SCUBA DIVING NEWS       ::       SCUBALINX       ::       SCUBA POLL       ::       CYBER DIVER       ::       J DIVER       ::       IN-DEPTH       ::       SCUBA SEARCH

Scuba Forum, Scuba Board, Scuba Message BoardScuba Forum - The Scuba Board for Serious DiversScuba Forum :: ForumsScuba Forum :: SearchScuba Forum :: RegisterScuba Forum :: FAQScuba Forum :: RulesScuba Forum :: Recent Posts



Wave Dancer, tsunami and comparison...

Lee Chamberlain - Rescue Diver/Environmental Sciences
February 3, 2005 at 20:40:33

First of all I do not know Mrs. Mars, but unlike some whom have criticism of the victims and their "choice" which to my way of thinking clouds the issues. I do not know Ian either, not going to state anything but fact. Comparisons of grief endured and choices is irrelevant. What the relevant issue is that people died and it appears that some profited at the pain and sorrow of families.

In my research of the "Wave Dancer" incident, I looked beyond CDNN, the Richmond Times Dispatch and Channel 5 and others. I found an obscure website that detailed a cruise on the boat in question and found it lacked both in Skippering and in maintainence. Being a sailor with some 30 years experience and a diver for almost as many, both recreationally and in my vocation, customers cannot overide a commanders decisions, no more than a marine in the field.

The bottom line is that there are relevant issues of judgment on the part of the dive operation as to 1) the fitness of the boat to begin with, 2) the ability of the captain to make a call. As to shelter, when my boat is out she is my responsibility, mine alone. It is not unusual to weigh anchor and head to shore, and there were decisions made concerning the operation both from the management and from the boat's command structure.

Bottom line, weather faxes, communications and calls were made. In one of the articles there is mention of radios being turned off and decisions to hold passengers in a category four hurricane. Logic: Severe storm get back to port. The storm did not turn--read the stats at NOAA.  The Capital City was available, a captain in the final analysis never hazards his boat, always seeks shelter, well that responsibility begins with setting lines, evacuation of passenger and crews to shore and inland. The loss of any life, whether we like them or not, whether they are rich or poor is to us all a loss, divers or tourists.

In the case of the Tsunami there was no warning, in the case of Hurricane Iris there were warnings and it is up to each of us to decide whether we want to believe that someone put the command of his craft to a democratic process or was instructed to hold the passengers on board. No skipper allows his charge to remain at risk, no skipper would put a guest or crewman in peril knowingly. The 20 divers who died from Richmond Virginia and Baltimore were people and divers.

In a dive we calculate depth and bottom time, a command desion is never a vote, its a responsibility. The obligation of an operator is the safety of passenger over profit.  The questions that arise from reports of cell phone calls and the subsequent revelations about the operations bear a lot of thought.
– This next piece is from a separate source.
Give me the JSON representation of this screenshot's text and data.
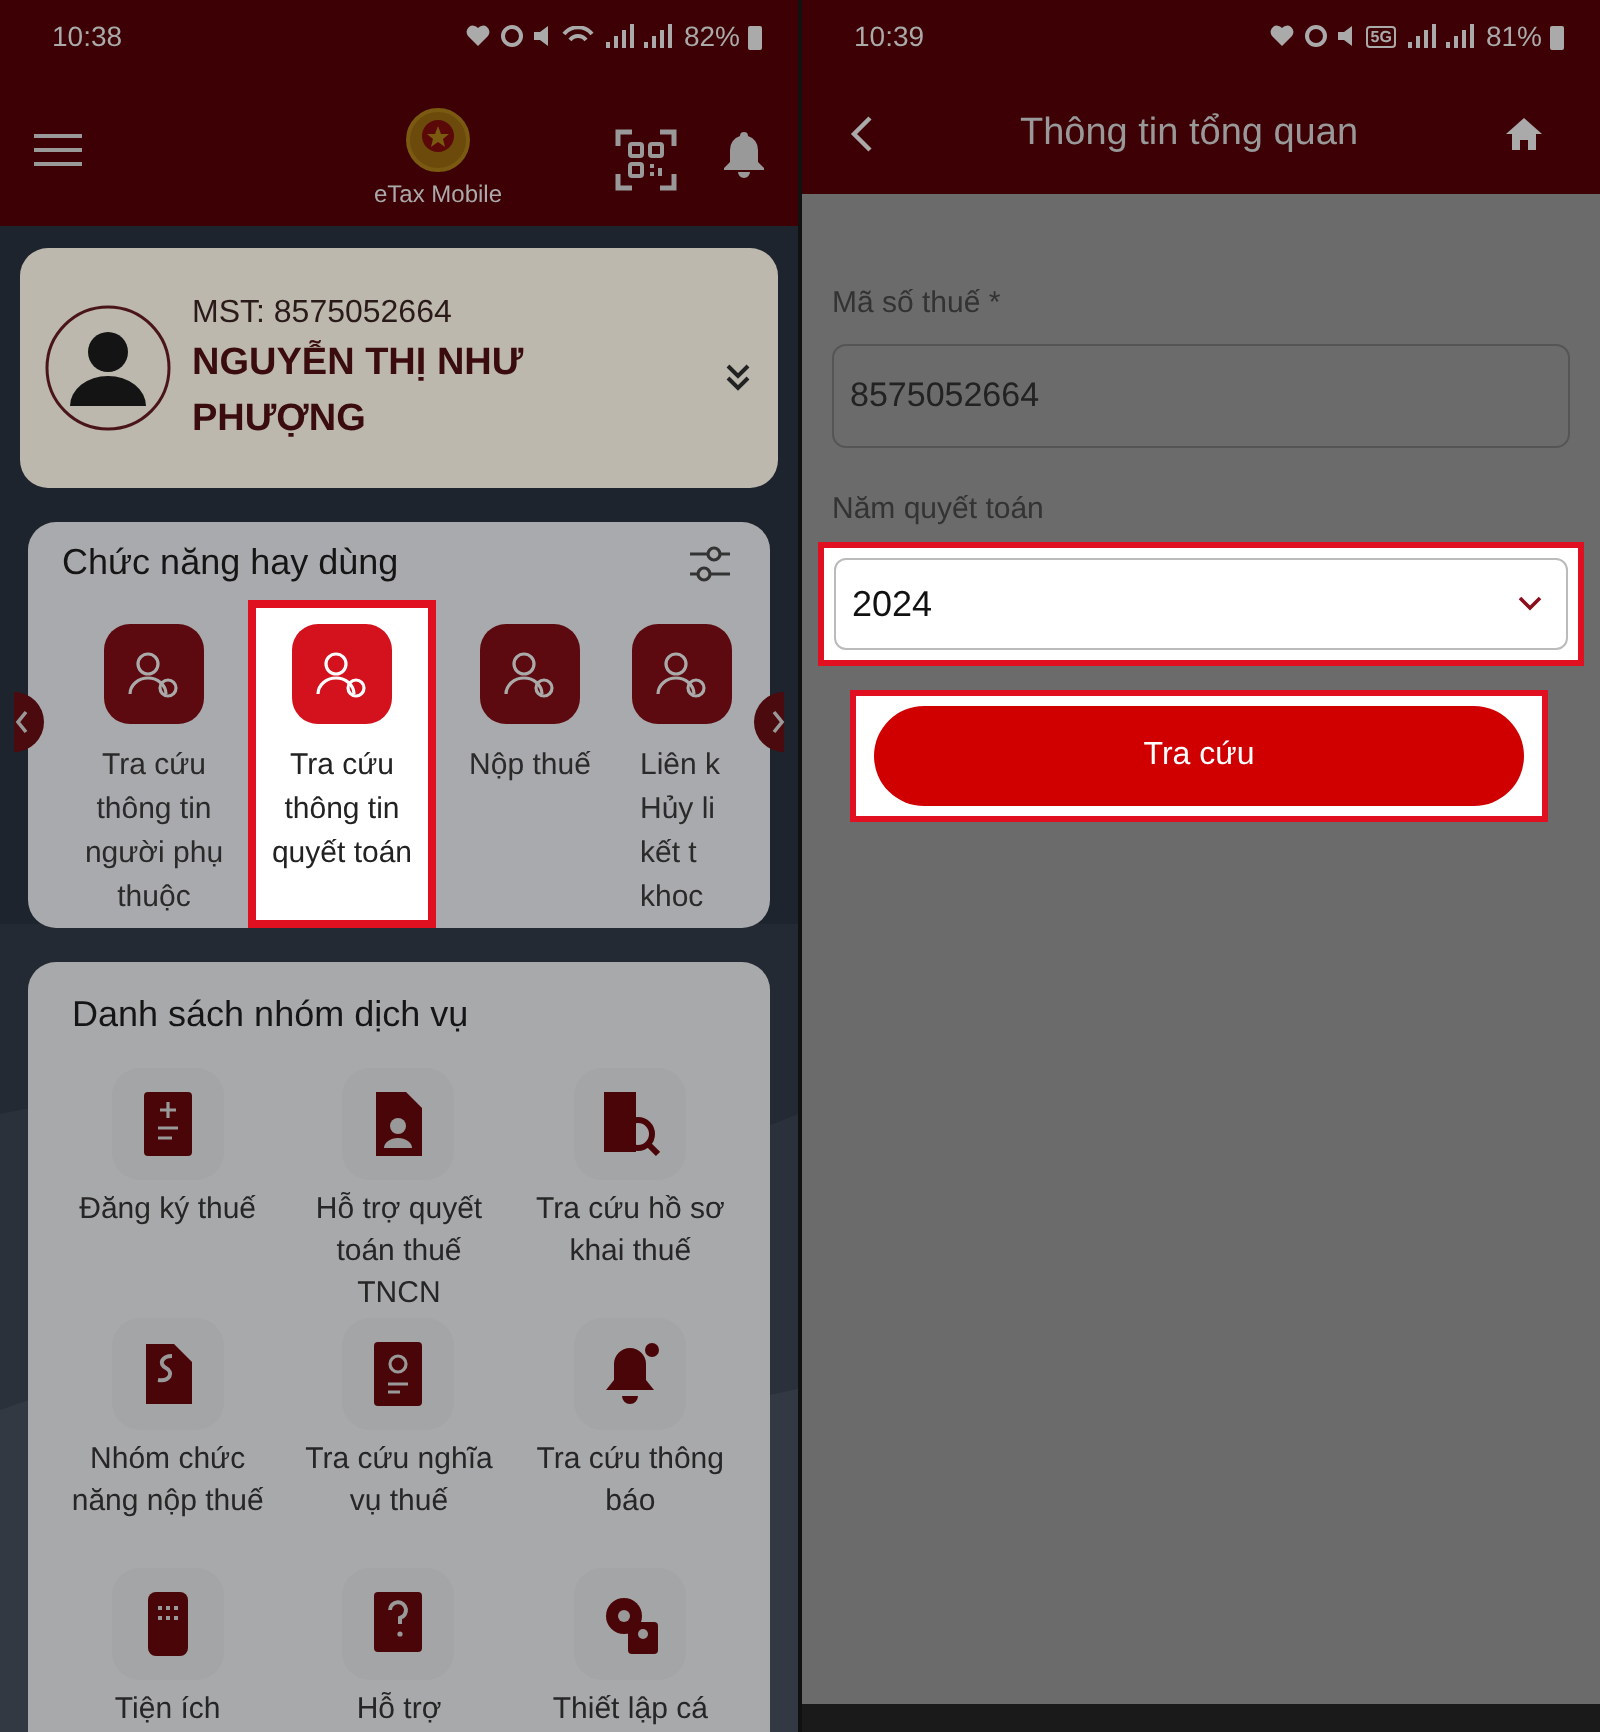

The Bottom line is that the people who died then and now were in fact human beings and conscience demands we remember that and do whatever it takes to insure that never happens again.

For the Wave Dancer the responsibility is one that should be examined and direct actions taken. Cheryl Lightbound was one of those divers, so were the Johnsons, and others. The horror of survival is one thing, the pain of living with loss is something we all live with each day of our lives. The courts someday may ask the right questions, the right course might be taken. But I no more believe that advance notice was not available to the Command of that boat than I would believe I can pick up my own house.  Responsible Command is not easy, but there is a lack in the facts that are available to us all that will show there was more wrong than just a little wrong.

To Mrs. Mars, and the others you have our profound sympathy as do the families of the victims of the tsunami.  As divers we should expect answers to those we entrust with our lives and those of our families. I believe Ms. Luk and the reports of the calls, as I believe that had someone tried more to think of their charge as opposed to that one more day of operating costs. I am certain that had someone looked at the approaching hurricane and subsequent events there may be 20 more of us to offer condolences.

It is not my intent to create animosity, but I think the time has come for each of us to demand answers other than to hear canned spin about the decision being placed in a vote.  Such is not command--its ineptitude.

Action Divers








advertise   ::   newsletter   ::   privacy   ::   notice   ::   contact us